— What you are asked to do —
Whenever the string "caption" appears in a line below, please copy the line out.

— Provided information —
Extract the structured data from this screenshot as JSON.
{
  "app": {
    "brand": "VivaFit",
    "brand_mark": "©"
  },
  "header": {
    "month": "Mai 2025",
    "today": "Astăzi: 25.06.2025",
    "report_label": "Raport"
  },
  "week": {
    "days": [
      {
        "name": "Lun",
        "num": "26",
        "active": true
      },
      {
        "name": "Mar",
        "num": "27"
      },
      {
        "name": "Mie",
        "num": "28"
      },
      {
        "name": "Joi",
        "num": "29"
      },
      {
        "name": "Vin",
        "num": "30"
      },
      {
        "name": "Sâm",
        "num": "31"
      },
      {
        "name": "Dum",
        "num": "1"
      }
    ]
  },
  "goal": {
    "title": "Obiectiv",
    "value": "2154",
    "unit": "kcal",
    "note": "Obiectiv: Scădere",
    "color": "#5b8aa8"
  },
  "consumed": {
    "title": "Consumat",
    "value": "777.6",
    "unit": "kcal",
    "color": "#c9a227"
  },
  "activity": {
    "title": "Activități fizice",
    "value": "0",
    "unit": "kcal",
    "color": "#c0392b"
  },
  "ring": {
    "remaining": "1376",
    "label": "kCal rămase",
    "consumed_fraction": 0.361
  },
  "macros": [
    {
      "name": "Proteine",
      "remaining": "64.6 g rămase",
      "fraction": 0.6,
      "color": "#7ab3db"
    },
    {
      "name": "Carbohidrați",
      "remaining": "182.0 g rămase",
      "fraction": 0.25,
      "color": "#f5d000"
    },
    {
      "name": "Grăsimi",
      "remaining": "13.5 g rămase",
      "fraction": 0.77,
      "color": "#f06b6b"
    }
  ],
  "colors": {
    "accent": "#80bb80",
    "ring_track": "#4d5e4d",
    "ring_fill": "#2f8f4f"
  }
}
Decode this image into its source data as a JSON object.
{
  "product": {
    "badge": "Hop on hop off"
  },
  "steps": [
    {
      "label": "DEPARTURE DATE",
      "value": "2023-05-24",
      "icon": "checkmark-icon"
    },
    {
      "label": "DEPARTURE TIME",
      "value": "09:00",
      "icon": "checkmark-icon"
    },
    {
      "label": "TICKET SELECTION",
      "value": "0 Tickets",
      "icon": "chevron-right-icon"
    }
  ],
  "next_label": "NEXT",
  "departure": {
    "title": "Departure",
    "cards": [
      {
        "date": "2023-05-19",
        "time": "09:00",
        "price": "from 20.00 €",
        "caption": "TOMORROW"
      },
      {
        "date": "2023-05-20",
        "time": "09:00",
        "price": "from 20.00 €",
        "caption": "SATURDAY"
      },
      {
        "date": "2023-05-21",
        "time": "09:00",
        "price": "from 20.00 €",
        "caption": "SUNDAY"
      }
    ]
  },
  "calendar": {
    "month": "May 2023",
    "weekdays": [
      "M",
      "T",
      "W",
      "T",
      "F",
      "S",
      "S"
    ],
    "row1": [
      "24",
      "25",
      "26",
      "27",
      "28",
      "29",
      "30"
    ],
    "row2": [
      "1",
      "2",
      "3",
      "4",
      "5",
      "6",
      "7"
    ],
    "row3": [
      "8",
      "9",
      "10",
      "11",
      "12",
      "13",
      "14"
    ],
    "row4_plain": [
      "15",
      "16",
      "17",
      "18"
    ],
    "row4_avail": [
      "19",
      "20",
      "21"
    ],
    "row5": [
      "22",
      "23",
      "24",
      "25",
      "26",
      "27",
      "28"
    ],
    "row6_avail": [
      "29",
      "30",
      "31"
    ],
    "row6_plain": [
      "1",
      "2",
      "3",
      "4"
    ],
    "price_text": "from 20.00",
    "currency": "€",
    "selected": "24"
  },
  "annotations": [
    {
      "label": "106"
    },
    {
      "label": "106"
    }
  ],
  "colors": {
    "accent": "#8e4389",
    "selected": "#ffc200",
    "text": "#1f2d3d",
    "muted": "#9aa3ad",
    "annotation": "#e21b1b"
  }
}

— Solved exercise —
        "caption": "TOMORROW"
        "caption": "SATURDAY"
        "caption": "SUNDAY"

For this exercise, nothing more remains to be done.